I am extremely disappointed by the Minister’s response, which was so vague and non-committal that it seems to send a message to the Muslim community that it is entirely possible that the next two cohorts of your children will not be able to take a student loan. That is an unsatisfactory situation, as it was nearly five years ago. I am extremely disappointed that the Government have not proposed any method of speeding it up. I acknowledge the point about IT failures, but that is a universal truth. I am not convinced by the apparent complexity that the Government are relying on as a cause for this delay. I have talked to Islamic experts—some of whom were involved in designing the scheme—who have told me explicitly that the scheme itself is judged to be sharia-compliant, and the problem is only one of administration within the Student Loan Company and HMRC. A delay caused by an administrative failure in those agencies is not a good reason to deprive two cohorts of children of funding to go to university.

As I say, I am very disappointed by the Minister’s response. Will the Minister agree to meet me and other interested parties before Report to see whether we can find a way out of an extremely unsatisfactory situation? I do not see a response from the Minister, but perhaps he did not hear what I said. I was inviting him to agree to a meeting with me and other interested parties to discuss whether we can find a way out of this unsatisfactory situation. Since I still do not get a response, I assume that the answer is no—and I shall inquire on Report why that is the case. For the moment, I beg leave to withdraw.

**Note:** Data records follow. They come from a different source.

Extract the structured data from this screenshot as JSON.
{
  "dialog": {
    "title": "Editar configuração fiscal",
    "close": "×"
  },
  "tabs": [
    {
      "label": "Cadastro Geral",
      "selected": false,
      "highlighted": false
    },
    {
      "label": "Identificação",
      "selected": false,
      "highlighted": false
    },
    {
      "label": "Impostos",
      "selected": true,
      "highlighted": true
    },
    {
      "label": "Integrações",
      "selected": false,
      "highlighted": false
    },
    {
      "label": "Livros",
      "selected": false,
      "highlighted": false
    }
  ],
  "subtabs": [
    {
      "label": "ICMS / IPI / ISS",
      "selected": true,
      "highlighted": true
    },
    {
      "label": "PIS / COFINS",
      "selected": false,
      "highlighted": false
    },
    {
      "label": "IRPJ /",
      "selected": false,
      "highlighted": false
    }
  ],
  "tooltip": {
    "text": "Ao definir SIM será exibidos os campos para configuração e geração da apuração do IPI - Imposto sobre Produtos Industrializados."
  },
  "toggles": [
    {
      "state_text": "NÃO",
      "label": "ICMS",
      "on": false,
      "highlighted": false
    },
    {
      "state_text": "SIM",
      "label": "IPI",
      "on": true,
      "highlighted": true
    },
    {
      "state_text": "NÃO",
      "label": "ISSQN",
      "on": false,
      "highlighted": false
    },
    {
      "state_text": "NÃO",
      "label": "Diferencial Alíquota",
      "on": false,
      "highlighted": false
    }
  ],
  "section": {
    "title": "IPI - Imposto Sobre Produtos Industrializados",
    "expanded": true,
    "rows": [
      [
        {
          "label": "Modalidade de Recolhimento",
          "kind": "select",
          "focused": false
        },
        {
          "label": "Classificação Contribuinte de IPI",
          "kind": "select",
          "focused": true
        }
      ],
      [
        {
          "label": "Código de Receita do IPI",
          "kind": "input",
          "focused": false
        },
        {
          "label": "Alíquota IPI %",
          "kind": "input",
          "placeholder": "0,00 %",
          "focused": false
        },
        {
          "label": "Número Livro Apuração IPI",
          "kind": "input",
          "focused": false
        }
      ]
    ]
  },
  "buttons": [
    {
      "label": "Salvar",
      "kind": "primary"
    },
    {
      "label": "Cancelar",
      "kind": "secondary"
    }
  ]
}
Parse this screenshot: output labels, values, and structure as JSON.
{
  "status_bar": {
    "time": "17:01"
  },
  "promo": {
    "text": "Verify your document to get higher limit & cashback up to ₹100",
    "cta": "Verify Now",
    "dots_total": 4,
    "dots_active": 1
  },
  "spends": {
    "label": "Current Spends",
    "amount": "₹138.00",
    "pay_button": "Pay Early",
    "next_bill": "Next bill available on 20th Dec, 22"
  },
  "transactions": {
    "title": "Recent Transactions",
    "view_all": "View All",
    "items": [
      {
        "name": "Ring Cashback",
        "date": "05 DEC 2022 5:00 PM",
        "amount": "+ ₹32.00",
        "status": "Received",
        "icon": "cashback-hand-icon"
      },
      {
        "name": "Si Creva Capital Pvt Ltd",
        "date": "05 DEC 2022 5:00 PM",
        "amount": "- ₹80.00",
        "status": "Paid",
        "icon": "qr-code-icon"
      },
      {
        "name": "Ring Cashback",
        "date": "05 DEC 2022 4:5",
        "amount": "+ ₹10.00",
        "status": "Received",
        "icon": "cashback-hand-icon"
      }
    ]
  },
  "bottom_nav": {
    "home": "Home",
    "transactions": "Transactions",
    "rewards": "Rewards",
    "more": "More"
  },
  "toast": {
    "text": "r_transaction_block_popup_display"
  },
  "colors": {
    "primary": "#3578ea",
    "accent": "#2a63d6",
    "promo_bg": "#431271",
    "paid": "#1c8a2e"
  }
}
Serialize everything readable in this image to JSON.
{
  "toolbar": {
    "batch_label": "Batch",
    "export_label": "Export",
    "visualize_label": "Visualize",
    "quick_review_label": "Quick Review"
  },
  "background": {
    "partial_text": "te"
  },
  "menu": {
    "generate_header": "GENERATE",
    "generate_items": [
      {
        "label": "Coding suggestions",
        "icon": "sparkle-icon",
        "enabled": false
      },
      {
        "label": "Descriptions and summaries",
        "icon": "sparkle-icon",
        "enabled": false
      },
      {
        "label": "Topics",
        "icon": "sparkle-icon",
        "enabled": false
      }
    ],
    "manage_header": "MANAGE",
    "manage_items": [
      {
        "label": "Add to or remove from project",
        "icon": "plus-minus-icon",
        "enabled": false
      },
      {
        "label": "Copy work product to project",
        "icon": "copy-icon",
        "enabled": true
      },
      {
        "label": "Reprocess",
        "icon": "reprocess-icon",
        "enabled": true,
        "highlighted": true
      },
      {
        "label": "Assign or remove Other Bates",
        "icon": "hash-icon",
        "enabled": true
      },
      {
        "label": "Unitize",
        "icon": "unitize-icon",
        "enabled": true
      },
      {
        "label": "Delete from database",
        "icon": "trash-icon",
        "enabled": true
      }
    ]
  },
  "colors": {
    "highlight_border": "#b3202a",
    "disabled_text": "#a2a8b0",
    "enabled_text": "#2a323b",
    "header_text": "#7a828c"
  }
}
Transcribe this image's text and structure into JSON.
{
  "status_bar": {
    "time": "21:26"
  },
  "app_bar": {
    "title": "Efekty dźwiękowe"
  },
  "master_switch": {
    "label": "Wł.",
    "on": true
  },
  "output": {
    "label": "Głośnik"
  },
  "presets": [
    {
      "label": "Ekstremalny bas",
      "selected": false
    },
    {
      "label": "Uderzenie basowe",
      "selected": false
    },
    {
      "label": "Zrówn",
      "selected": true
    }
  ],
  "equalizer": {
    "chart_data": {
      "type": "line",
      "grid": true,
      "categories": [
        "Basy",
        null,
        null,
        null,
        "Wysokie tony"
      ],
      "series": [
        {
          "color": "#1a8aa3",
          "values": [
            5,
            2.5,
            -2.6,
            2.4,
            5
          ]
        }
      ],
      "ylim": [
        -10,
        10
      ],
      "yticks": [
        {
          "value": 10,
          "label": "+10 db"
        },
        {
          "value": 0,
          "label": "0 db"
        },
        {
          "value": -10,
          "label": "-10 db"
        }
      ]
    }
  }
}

We have run into a slight procedural problem, in that Amendments 440 and 441 in a previous group were moved formally when they should have been moved properly and debated. Given that they are of a relatively trivial nature, we can pass over that—unless the noble and learned Lord, Lord Mackay, has read them quickly and found that devastating little point that he always brings in at this stage. We can move on, but we should be a bit more careful in future on that procedural point.

Technically, the noble Lord, Lord Sharkey, spoke to Amendment 442 as part of the earlier group, but the Deputy Chairman has now called the amendment, so it would be appropriate if the Minister made a brief response and then we can move on.